First and foremost, the PT-7 is an analog keyboard, which means nice warm timbres that sound nothing like the instrument assigned to that sound. This is a good thing because it’s always fun when you never really know what an “oboe” or “clarinet” is going to sound like until you select that setting. For example, the piano, electric piano, and harp presets are warm with an accelerated decay so that there is little room for sustain and this results in a sound that is reminiscent of metallic hands plucking a stringed instrument. On the other end of the spectrum are the presets for pipe organ, organ, accordion, violin, and clarinet which maintain the same warmth, but will sustain for as long as a key is pressed, thus no metallic plucking sound and extra-warmth . . . so warm, its like listening to pumpkin pie.
The PT-7’s sound presets are positioned above the keys on the detachable keyboard and also use the same soft-touch technology, which allows for players to slide one finger across the presets with one hand while playing keys with the other. This playing technique produces some wonderfully glitch-y and octave-laden glissandos as the sound preset changes from one instrument to the next (see video for example). It is yet to be confirmed whether the engineers responsible for the PT-7’s keyboard design intended make such an avant-garde playing technique available to the portable musician public. Happy accident or not, I’m happy to have it.

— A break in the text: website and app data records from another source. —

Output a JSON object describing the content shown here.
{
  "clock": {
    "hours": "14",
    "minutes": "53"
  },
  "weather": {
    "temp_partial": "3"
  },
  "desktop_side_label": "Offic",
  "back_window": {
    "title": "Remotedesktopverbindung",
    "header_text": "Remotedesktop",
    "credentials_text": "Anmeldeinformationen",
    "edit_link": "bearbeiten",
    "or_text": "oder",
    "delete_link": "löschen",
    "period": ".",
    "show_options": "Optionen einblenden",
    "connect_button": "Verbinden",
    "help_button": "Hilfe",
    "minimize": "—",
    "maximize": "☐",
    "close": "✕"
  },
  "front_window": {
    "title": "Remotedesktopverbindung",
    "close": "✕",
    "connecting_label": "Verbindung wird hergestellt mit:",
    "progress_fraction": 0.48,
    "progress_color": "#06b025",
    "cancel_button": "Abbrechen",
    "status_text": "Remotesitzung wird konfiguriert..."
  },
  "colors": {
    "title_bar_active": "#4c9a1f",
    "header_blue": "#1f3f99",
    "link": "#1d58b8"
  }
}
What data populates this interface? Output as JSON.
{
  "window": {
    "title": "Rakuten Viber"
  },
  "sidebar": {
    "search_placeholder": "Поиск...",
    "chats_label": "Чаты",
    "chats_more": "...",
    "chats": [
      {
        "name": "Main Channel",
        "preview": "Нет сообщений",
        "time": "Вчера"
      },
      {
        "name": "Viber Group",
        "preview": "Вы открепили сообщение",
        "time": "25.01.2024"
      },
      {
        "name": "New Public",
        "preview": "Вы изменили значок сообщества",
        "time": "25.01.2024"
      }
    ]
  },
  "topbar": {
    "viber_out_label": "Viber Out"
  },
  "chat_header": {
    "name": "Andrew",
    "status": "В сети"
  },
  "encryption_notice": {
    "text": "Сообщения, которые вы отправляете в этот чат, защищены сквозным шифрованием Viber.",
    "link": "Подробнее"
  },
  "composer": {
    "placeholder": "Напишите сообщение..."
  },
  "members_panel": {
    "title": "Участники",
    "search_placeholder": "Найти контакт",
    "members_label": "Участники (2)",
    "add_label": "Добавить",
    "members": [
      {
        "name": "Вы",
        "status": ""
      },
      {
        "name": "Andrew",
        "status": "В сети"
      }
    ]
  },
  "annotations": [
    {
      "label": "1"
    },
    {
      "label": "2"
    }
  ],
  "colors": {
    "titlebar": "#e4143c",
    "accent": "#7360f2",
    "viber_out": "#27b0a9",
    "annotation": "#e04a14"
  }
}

Eight Sound presets:
- electric piano
- pipe organ
Six Rhythm presets:
- slow rock
CASIO PT-7 VIDEO
How to Purchase
This little guy is difficult to track down, but if you’re lucky, you may find this instrument here: Casio PT-7